From the records below, copy out each line that has the word "caption".

(Materials provided)

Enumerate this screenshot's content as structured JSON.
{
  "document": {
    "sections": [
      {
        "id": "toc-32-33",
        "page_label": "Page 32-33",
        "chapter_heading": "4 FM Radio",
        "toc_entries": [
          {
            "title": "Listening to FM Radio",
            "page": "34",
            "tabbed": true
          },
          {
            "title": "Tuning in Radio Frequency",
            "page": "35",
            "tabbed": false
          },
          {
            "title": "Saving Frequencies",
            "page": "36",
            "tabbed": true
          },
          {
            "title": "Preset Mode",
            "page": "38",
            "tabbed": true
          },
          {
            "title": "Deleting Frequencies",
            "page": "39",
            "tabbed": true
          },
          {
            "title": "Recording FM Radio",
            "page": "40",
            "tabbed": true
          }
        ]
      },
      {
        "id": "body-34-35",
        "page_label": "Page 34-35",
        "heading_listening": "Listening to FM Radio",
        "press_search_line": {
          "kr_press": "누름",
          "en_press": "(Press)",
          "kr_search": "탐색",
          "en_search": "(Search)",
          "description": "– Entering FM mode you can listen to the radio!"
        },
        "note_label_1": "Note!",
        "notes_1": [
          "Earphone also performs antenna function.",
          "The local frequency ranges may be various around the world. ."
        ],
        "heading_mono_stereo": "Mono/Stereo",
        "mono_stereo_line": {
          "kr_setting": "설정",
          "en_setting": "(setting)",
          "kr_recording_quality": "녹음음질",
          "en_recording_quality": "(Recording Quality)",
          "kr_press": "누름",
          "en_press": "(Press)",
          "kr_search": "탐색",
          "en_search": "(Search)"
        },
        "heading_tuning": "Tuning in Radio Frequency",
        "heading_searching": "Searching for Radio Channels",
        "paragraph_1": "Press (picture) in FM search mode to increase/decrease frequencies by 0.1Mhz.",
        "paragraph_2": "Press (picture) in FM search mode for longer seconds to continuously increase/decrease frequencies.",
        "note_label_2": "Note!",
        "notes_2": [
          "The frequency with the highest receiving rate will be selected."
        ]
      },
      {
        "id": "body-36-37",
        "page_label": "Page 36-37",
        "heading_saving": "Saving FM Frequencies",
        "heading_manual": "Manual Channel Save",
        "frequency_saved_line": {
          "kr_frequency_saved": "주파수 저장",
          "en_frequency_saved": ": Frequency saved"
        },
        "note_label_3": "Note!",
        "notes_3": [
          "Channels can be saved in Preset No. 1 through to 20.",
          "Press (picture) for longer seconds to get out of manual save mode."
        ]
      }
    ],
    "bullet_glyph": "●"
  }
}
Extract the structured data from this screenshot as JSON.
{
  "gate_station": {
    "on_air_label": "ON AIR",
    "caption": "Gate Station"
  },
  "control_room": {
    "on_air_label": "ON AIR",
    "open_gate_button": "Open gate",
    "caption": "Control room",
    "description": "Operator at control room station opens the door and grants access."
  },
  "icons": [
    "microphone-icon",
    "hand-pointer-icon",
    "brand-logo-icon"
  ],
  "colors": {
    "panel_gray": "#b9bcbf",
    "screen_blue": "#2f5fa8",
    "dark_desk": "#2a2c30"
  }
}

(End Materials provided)

# Solution
    "caption": "Gate Station"
    "caption": "Control room",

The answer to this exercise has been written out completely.